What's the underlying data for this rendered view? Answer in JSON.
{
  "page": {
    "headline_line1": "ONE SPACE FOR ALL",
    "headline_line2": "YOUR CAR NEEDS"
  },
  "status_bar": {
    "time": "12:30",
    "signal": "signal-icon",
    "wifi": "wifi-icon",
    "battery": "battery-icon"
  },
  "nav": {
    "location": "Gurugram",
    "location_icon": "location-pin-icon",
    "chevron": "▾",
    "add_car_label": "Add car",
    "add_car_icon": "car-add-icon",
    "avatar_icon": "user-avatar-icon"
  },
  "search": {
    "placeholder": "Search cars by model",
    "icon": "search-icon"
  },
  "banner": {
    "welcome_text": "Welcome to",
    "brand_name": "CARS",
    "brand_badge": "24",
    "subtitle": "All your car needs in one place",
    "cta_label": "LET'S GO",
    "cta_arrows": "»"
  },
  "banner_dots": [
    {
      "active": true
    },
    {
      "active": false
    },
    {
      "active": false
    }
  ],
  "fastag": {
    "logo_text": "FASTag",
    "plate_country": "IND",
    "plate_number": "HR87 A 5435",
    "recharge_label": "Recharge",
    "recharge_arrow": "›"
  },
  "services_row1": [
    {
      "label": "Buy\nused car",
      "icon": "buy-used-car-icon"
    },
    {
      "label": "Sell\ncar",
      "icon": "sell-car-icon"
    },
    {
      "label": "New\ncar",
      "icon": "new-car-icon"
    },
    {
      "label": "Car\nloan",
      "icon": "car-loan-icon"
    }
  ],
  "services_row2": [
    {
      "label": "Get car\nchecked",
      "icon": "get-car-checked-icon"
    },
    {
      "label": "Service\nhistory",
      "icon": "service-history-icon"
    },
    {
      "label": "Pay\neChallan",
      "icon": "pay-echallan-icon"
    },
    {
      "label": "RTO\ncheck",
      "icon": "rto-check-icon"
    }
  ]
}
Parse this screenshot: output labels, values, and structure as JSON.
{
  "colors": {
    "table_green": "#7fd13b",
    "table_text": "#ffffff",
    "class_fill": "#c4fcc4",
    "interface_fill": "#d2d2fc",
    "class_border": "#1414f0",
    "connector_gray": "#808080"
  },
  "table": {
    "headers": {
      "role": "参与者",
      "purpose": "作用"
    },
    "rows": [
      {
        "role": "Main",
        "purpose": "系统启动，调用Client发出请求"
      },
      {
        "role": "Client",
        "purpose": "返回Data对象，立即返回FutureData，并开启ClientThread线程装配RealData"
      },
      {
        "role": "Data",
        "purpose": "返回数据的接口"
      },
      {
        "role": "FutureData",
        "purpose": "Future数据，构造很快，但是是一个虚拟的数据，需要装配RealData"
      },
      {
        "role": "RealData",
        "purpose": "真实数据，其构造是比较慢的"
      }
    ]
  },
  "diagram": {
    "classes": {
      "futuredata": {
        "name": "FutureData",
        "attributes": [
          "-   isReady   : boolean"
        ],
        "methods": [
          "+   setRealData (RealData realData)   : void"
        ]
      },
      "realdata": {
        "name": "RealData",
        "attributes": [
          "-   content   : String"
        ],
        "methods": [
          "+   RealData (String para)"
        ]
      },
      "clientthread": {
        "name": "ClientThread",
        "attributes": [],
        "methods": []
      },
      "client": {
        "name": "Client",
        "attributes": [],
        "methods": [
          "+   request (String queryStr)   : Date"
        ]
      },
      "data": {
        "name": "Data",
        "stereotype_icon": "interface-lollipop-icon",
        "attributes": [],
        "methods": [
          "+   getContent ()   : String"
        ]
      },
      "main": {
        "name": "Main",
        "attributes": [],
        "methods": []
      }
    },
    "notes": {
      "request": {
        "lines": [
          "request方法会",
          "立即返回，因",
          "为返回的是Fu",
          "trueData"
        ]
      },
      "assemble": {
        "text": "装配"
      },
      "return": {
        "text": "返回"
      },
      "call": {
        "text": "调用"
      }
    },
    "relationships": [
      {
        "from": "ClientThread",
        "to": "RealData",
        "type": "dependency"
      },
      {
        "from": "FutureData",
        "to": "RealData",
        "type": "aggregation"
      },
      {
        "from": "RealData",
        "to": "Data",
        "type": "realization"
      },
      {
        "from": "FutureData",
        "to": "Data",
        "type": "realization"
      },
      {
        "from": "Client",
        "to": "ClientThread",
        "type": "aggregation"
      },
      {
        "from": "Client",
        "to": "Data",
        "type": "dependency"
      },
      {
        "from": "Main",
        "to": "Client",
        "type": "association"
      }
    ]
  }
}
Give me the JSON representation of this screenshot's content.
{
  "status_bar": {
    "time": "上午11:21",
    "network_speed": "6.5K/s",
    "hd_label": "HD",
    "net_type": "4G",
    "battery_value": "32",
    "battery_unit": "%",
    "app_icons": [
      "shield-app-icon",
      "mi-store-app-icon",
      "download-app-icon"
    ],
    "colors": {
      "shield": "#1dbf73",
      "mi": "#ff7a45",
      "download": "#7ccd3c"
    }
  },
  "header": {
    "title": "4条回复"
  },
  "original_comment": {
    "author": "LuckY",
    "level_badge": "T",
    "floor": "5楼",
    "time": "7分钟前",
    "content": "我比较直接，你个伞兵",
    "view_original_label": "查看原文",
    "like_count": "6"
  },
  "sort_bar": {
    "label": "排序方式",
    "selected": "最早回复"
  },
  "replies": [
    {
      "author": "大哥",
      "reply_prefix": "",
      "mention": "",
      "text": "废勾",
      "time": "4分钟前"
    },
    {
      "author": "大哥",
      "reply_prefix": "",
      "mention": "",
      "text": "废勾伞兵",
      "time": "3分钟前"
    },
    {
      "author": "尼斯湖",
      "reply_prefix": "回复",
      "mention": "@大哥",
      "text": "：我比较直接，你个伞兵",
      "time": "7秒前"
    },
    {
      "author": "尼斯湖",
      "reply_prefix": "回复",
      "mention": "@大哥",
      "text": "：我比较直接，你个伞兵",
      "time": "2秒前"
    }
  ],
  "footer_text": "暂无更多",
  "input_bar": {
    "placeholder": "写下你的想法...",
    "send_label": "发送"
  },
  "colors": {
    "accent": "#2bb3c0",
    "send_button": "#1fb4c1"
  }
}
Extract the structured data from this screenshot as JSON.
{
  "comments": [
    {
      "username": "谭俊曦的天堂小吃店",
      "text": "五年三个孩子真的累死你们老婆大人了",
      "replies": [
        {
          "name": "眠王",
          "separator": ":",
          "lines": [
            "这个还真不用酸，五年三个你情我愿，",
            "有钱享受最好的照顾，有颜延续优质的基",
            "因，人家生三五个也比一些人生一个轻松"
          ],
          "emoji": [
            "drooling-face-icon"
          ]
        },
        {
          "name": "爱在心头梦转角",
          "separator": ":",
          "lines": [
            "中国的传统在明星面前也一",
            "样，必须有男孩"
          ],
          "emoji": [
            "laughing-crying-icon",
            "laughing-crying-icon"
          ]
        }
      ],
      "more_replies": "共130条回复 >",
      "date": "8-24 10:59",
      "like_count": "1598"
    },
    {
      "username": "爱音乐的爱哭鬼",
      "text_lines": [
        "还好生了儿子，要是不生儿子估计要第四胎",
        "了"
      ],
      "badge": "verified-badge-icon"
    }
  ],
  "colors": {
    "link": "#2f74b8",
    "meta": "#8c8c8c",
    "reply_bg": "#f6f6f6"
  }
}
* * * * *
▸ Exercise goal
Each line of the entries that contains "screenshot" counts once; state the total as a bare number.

▸ Final answer
3